> _What is being asked_
Extract every line below that contains the word "with".

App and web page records
------------------------------------

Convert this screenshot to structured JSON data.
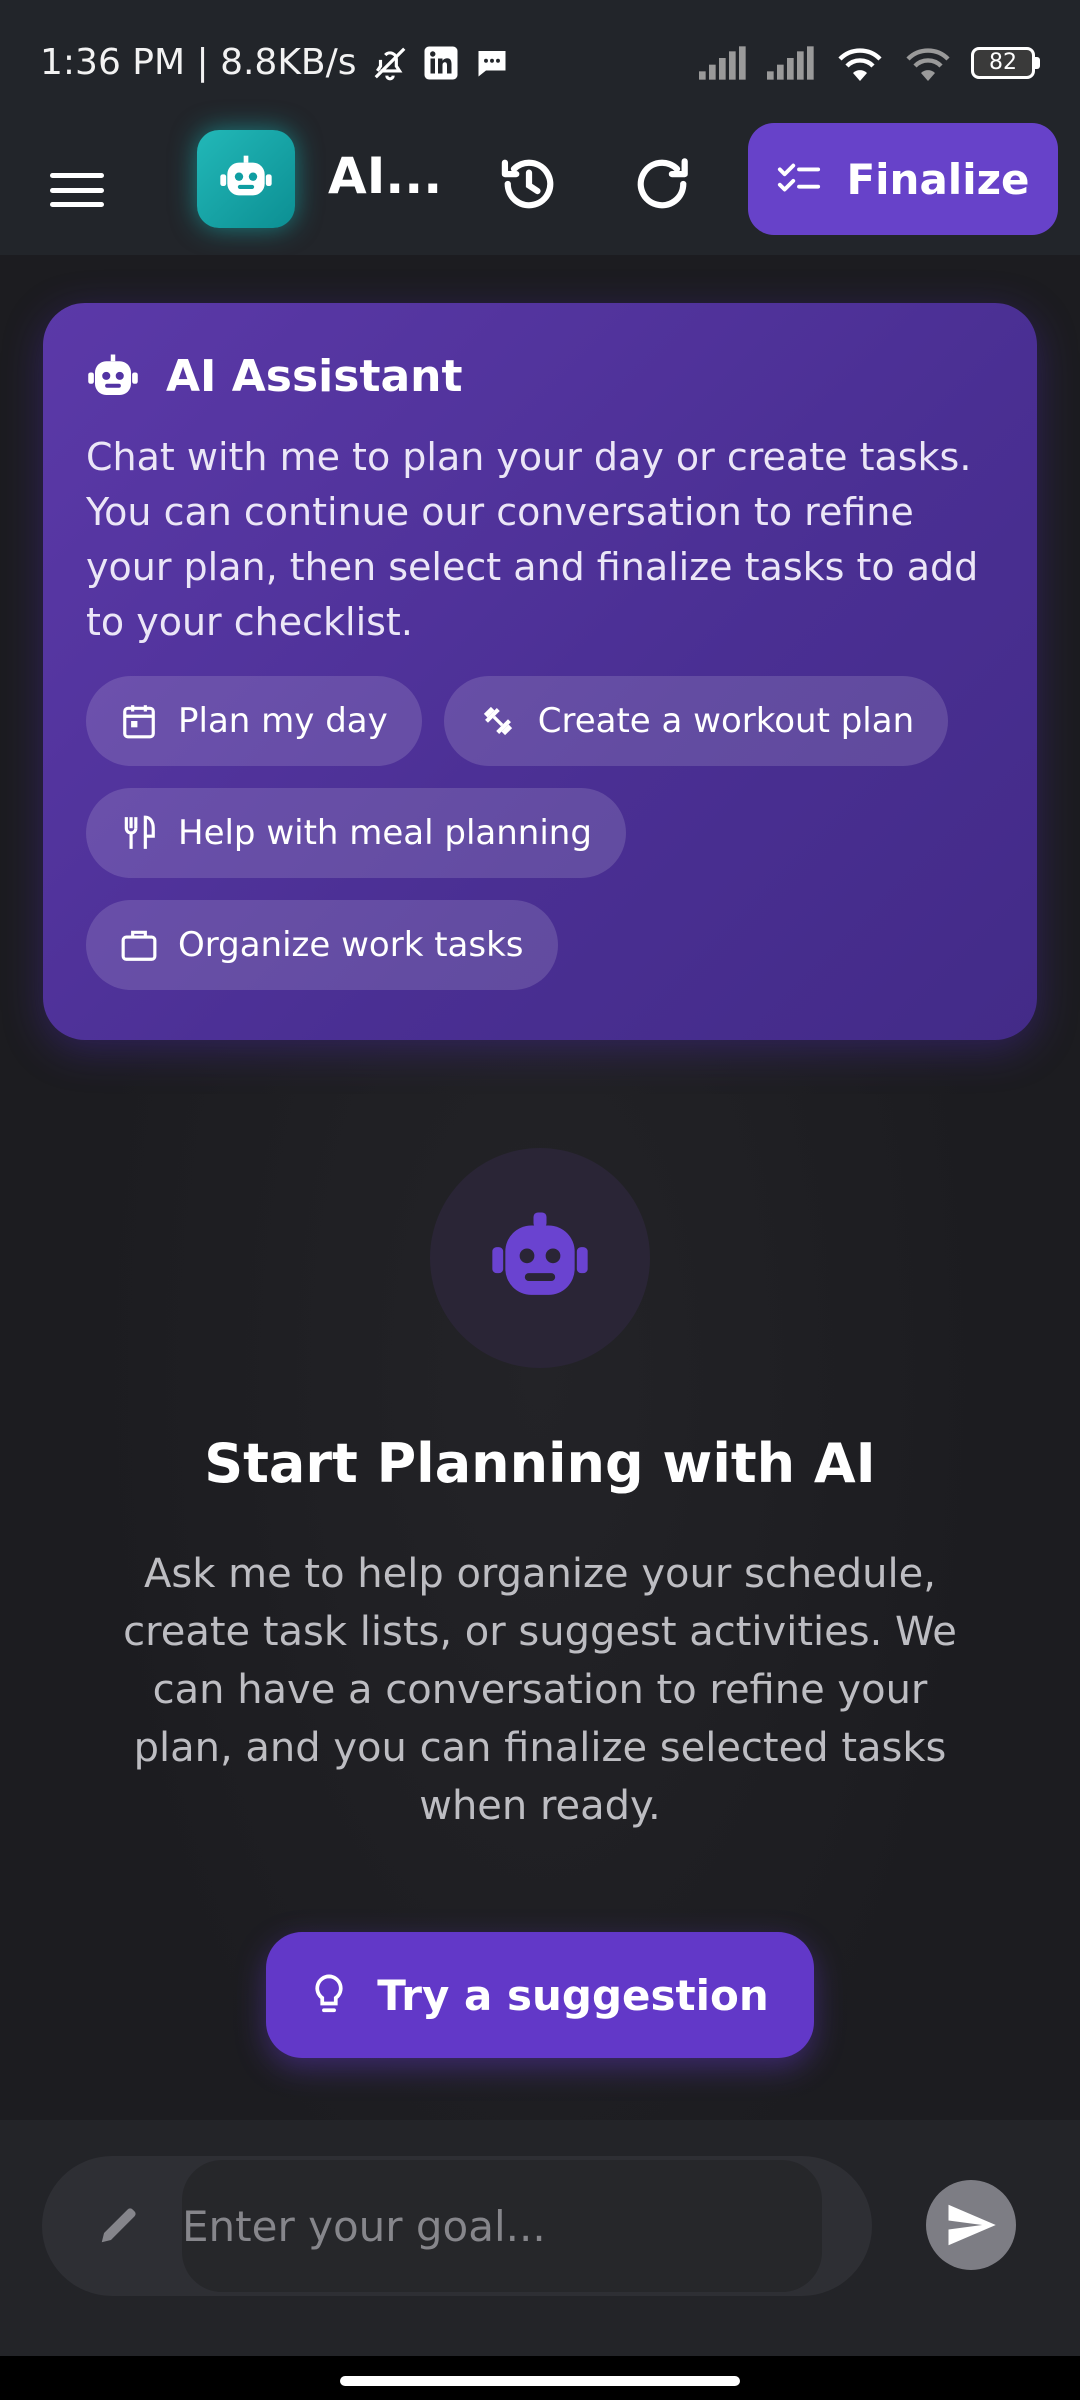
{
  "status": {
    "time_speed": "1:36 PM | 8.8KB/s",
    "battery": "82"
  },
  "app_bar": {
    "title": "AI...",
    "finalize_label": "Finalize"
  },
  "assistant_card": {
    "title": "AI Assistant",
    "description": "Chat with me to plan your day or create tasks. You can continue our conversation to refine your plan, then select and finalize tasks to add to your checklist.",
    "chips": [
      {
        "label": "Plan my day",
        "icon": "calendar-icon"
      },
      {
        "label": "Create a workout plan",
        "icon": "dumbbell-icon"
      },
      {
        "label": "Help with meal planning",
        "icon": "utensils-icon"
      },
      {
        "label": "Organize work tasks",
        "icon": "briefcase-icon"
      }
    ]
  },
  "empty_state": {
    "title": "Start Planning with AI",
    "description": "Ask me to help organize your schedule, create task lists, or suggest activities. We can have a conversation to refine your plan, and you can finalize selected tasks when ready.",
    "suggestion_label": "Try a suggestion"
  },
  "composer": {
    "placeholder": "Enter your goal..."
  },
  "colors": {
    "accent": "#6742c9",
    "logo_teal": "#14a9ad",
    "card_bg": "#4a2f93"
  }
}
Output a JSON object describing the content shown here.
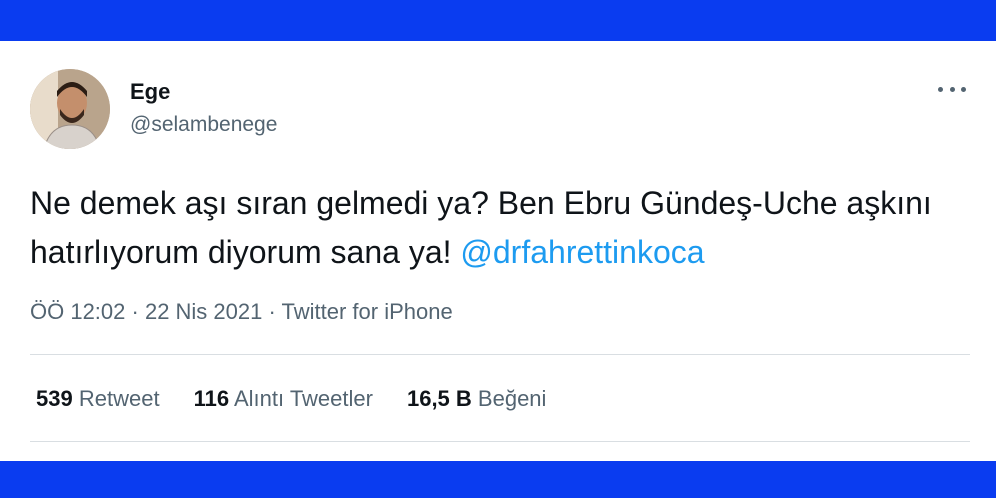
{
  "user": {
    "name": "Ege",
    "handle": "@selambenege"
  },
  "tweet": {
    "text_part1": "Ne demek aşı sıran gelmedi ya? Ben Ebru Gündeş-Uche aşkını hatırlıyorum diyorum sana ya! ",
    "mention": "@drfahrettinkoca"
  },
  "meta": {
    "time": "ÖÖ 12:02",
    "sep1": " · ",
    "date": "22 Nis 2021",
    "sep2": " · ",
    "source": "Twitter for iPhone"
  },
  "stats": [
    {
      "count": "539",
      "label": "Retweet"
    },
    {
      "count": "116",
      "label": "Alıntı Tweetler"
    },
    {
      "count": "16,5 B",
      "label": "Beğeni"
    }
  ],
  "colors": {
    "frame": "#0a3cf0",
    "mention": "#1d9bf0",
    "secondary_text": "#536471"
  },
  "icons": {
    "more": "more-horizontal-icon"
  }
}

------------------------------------

> _Solution to this exercise_
    "description": "Chat with me to plan your day or create tasks. You can continue our conversation to refine your plan, then select and finalize tasks to add to your checklist.",
        "label": "Help with meal planning",
    "title": "Start Planning with AI",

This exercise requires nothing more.